        Adelina wants to believe Enzo is on her side, and that Teren is the true enemy. But the lives of these three will collide in unexpected ways, as each fights a very different and personal battle. But of one thing they are all certain: Adelina has abilities that shouldn’t belong in this world. A vengeful blackness in her heart. And a desire to destroy all who dare to cross her.
        It is my turn to use. My turn to hurt.

I'm completely disappointed in this novel. I love Marie Lu's Legend, and I bought Prodigy and still need to read it but I know I will love it because I am head over heels for June and Day. But The Young Elites? Was like eating plain tofu. Bland. Bland Characters. Bland plot. Bland world-building. I didn't feel anything while I was reading. Not what I felt from Legend. Nor was I remotely interested in this strange Renaissance Italy high fantasy.

I feel as thought I said my peace in that paragraph, but I'm going to divulge a little more on my thoughts about The Young Elites.

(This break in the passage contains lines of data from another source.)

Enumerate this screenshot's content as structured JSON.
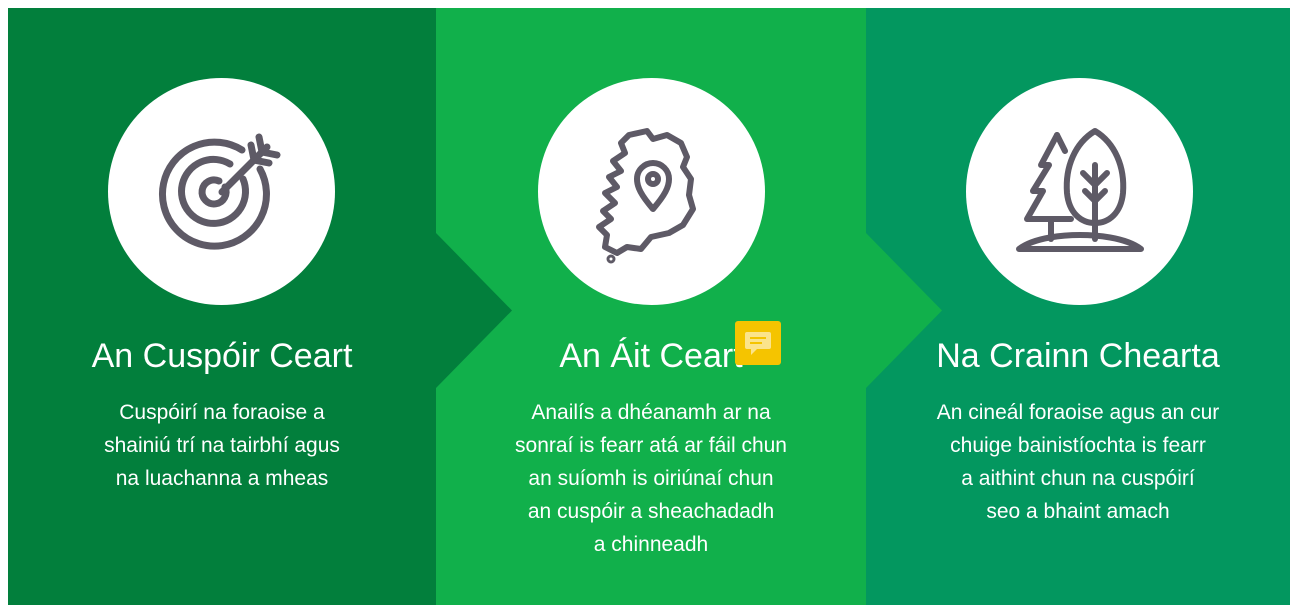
{
  "colors": {
    "panel1": "#027f3c",
    "panel2": "#11b04b",
    "panel3": "#03975f",
    "icon_stroke": "#5e5a66",
    "comment": "#f5c400"
  },
  "panels": [
    {
      "icon": "target-icon",
      "title": "An Cuspóir Ceart",
      "lines": [
        "Cuspóirí na foraoise a",
        "shainiú trí na tairbhí agus",
        "na luachanna a mheas"
      ]
    },
    {
      "icon": "ireland-map-pin-icon",
      "title": "An Áit Ceart",
      "lines": [
        "Anailís a dhéanamh ar na",
        "sonraí is fearr atá ar fáil chun",
        "an suíomh is oiriúnaí chun",
        "an cuspóir a sheachadadh",
        "a chinneadh"
      ]
    },
    {
      "icon": "trees-icon",
      "title": "Na Crainn Chearta",
      "lines": [
        "An cineál foraoise agus an cur",
        "chuige bainistíochta is fearr",
        "a aithint chun na cuspóirí",
        "seo a bhaint amach"
      ]
    }
  ],
  "comment_icon": "comment-icon"
}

The anti-hero that Marie Lu introduces, Adelina, is a nice change of pace from the typical young adult protagonist that fights for the good of the world/humanity/people... you catch my drift. Adelina fights for herself. She is unpredictable. A ticking time bomb. Her past is filled with misery, hatred, and abuse from her own father and society itself as she is deemed a malfetto. The darkness inside Adelina dominates her well-being. And it is talked about numerous times within the text, to the point of redundancy. While Adelina's stark and dismal character has a strong air about her, she becomes weighed down by curt attempts to pacify her character. With love. And lots and lots of blushing. The structure of writing when it comes to portraying Adelina's softer, sensitive side when it comes to an air of romance is watered down and poor and choppy. It seemed as if Adelina was on a switch, she was either extremely entranced by beauty or she was swallowed by dread and hatred and darkness. Throw a handsome prince and Violetta into the mix and there's her entire character in a nutshell.

The side characters, mainly the Young Elites themselves, were cookie cutters. Their names escape me as I write this. Though their supernatural powers were kickass. One of the many characters in this novel, Enzo really stood out more than the others, notwithstanding the fact that he is the love interest. And Teren's side of everything that went on had to be the most evoking and interesting part of the entire book and he had maybe five chapters to himself tops. Raffaele was hands down one of my favorites in how elegant and knowledgeable he is, and I wished he had more chapters written in his point of view, something to balance out the dismal view of Adelina or help grasp the Dagger Society a little easier.

For a novel that seemed fueled by action, The Young Elites pacing is stiflingly slow. But when things were getting good, they got good. One attribute of Marie Lu that I was happy stayed consistent. I enjoyed the unpredictability of The Young Elites, happy that I was able to be shocked every now and again.

Except for the flying sting rays, I was just confused about their purpose or their effectiveness in the story.

Final Summation: The Young Elites struggled to grasp my attention or really provoke me to engage. The world is fraught with political strife, and we follow the views of a damaged Adelina as she struggles with herself, the ghosts of her past, the Young Elites, her powers, and love. She can either be an extremely powerful character or a callow one. It depends on the chapter. Paired with slow pacing, a strange world, and blushing every other line, I recommend to borrow rather than purchase.


Two targets slayed, such a let down from a pro